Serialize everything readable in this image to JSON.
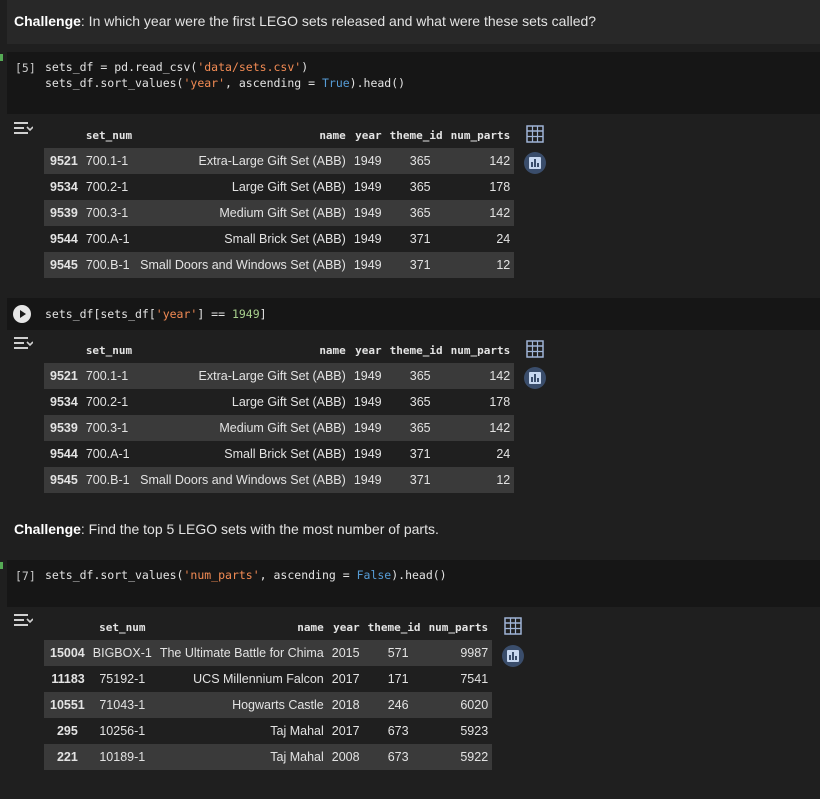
{
  "cells": [
    {
      "kind": "markdown",
      "bold": "Challenge",
      "text": ": In which year were the first LEGO sets released and what were these sets called?"
    },
    {
      "kind": "code",
      "exec_count": "[5]",
      "line1_a": "sets_df = pd.read_csv(",
      "line1_b": "'data/sets.csv'",
      "line1_c": ")",
      "line2_a": "sets_df.sort_values(",
      "line2_b": "'year'",
      "line2_c": ", ascending = ",
      "line2_d": "True",
      "line2_e": ").head()",
      "table": {
        "columns": [
          "",
          "set_num",
          "name",
          "year",
          "theme_id",
          "num_parts"
        ],
        "rows": [
          [
            "9521",
            "700.1-1",
            "Extra-Large Gift Set (ABB)",
            "1949",
            "365",
            "142"
          ],
          [
            "9534",
            "700.2-1",
            "Large Gift Set (ABB)",
            "1949",
            "365",
            "178"
          ],
          [
            "9539",
            "700.3-1",
            "Medium Gift Set (ABB)",
            "1949",
            "365",
            "142"
          ],
          [
            "9544",
            "700.A-1",
            "Small Brick Set (ABB)",
            "1949",
            "371",
            "24"
          ],
          [
            "9545",
            "700.B-1",
            "Small Doors and Windows Set (ABB)",
            "1949",
            "371",
            "12"
          ]
        ]
      }
    },
    {
      "kind": "code",
      "exec_count": "",
      "line1_a": "sets_df[sets_df[",
      "line1_b": "'year'",
      "line1_c": "] == ",
      "line1_d": "1949",
      "line1_e": "]",
      "table": {
        "columns": [
          "",
          "set_num",
          "name",
          "year",
          "theme_id",
          "num_parts"
        ],
        "rows": [
          [
            "9521",
            "700.1-1",
            "Extra-Large Gift Set (ABB)",
            "1949",
            "365",
            "142"
          ],
          [
            "9534",
            "700.2-1",
            "Large Gift Set (ABB)",
            "1949",
            "365",
            "178"
          ],
          [
            "9539",
            "700.3-1",
            "Medium Gift Set (ABB)",
            "1949",
            "365",
            "142"
          ],
          [
            "9544",
            "700.A-1",
            "Small Brick Set (ABB)",
            "1949",
            "371",
            "24"
          ],
          [
            "9545",
            "700.B-1",
            "Small Doors and Windows Set (ABB)",
            "1949",
            "371",
            "12"
          ]
        ]
      }
    },
    {
      "kind": "markdown",
      "bold": "Challenge",
      "text": ": Find the top 5 LEGO sets with the most number of parts."
    },
    {
      "kind": "code",
      "exec_count": "[7]",
      "line1_a": "sets_df.sort_values(",
      "line1_b": "'num_parts'",
      "line1_c": ", ascending = ",
      "line1_d": "False",
      "line1_e": ").head()",
      "table": {
        "columns": [
          "",
          "set_num",
          "name",
          "year",
          "theme_id",
          "num_parts"
        ],
        "rows": [
          [
            "15004",
            "BIGBOX-1",
            "The Ultimate Battle for Chima",
            "2015",
            "571",
            "9987"
          ],
          [
            "11183",
            "75192-1",
            "UCS Millennium Falcon",
            "2017",
            "171",
            "7541"
          ],
          [
            "10551",
            "71043-1",
            "Hogwarts Castle",
            "2018",
            "246",
            "6020"
          ],
          [
            "295",
            "10256-1",
            "Taj Mahal",
            "2017",
            "673",
            "5923"
          ],
          [
            "221",
            "10189-1",
            "Taj Mahal",
            "2008",
            "673",
            "5922"
          ]
        ]
      }
    }
  ],
  "icons": {
    "run": "play-icon",
    "output": "output-toggle-icon",
    "table": "table-view-icon",
    "chart": "chart-suggest-icon"
  }
}
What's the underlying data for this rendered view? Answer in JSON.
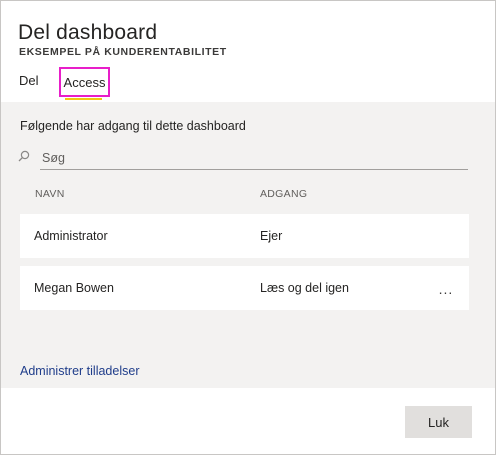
{
  "dialog": {
    "title": "Del dashboard",
    "subtitle": "EKSEMPEL PÅ KUNDERENTABILITET"
  },
  "tabs": [
    {
      "label": "Del"
    },
    {
      "label": "Access",
      "selected": true
    }
  ],
  "access": {
    "intro": "Følgende har adgang til dette dashboard",
    "search": {
      "placeholder": "Søg",
      "value": ""
    },
    "columns": {
      "name": "NAVN",
      "access": "ADGANG"
    },
    "rows": [
      {
        "name": "Administrator",
        "access": "Ejer"
      },
      {
        "name": "Megan Bowen",
        "access": "Læs og del igen",
        "more": "..."
      }
    ]
  },
  "manage_link": "Administrer tilladelser",
  "close_label": "Luk",
  "colors": {
    "highlight_border": "#e81ec9",
    "tab_underline": "#f2c811",
    "link": "#1f3d8a",
    "panel_bg": "#f3f2f1"
  },
  "icons": {
    "search": "search-icon"
  }
}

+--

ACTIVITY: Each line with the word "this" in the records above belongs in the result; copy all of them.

EXERCISE RESULT:
Serialize everything readable in this image to JSON.
What's the underlying data for this rendered view? Answer in JSON.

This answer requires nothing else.